Congressman Chaka Fattah recently met with Amarantus, a biotechnology firm specializing in discovering and developing treatments and diagnostics for Alzheimer’s disease and other degenerative brain conditions, to discuss ongoing and future neurologic research strategies.
Gerald Commissiong, the CEO of Amarantus, and Robert Farrell, the CFO, had briefed Congressman Fattah on a newly-signed contract between the company and Georgetown University for 6 patent rights covering serological biomarkers for Alzheimer’s disease. These rights are jointly owned by the University of Rochester and Georgetown.
Congressman Fattah explained in a press release: “I continue to be impressed by the advanced research happening within the neuroscience field. This new agreement is an important milestone in Alzheimer’s diagnostic development with the potential to help recognize individuals who may be at-risk for Alzheimer’s and ultimately develop the information necessary to better detect and diagnose the disease. Through the Fattah Neuroscience Initiative, I look forward to continuing to work with public and private entities to ensure our country is focused on the research and development that will lead to breakthroughs in the field.”
The relevance of genomic testing in the timely and effective management of Alzheimer’s disease, and the constantly growing need for increased federal commitment to support research and development on the disease were also underscored during the briefing. According to Congressman Chaka Fattah’s office, Alzheimer’s disease is ranked third among the leading causes of death in the United States. More than 5.4 million people suffer from this neurodegenerative disease, and this number is predicted to increase along with the climb in the average American’s lifespan.
Congressman Fattah has led several efforts to increase public funding to support brain research. “It is a privilege to join as a caucus co-chair and work within Congress to advocate for policies, research, and funding that will advance our efforts to fight Alzheimer’s disease,” he said. “Degenerative diseases are a top priority in the neuroscience field and the need for action on Alzheimer’s grows by the day as the United States and nations around the world confront its crippling social and economic effects.
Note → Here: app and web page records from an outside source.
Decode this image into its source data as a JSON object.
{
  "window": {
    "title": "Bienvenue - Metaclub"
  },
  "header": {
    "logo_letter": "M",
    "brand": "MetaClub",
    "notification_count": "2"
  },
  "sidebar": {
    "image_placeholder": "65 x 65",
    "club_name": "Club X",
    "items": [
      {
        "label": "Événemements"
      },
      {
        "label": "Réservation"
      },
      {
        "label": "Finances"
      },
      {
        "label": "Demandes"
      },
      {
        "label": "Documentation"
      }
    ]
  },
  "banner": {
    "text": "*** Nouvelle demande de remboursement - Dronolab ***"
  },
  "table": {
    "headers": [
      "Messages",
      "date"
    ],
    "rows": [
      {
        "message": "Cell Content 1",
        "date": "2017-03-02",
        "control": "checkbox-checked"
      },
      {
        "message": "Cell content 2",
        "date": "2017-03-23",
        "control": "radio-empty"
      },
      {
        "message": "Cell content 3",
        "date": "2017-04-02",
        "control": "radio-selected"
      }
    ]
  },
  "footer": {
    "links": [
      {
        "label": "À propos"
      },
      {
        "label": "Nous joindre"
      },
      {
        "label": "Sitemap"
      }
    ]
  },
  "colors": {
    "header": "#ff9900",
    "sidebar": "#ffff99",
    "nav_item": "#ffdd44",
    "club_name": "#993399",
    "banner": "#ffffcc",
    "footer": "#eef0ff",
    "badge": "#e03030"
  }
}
I thank my fellow co-chairs for their longstanding efforts, and look forward to making more progress on this issue in the 114th Congress.”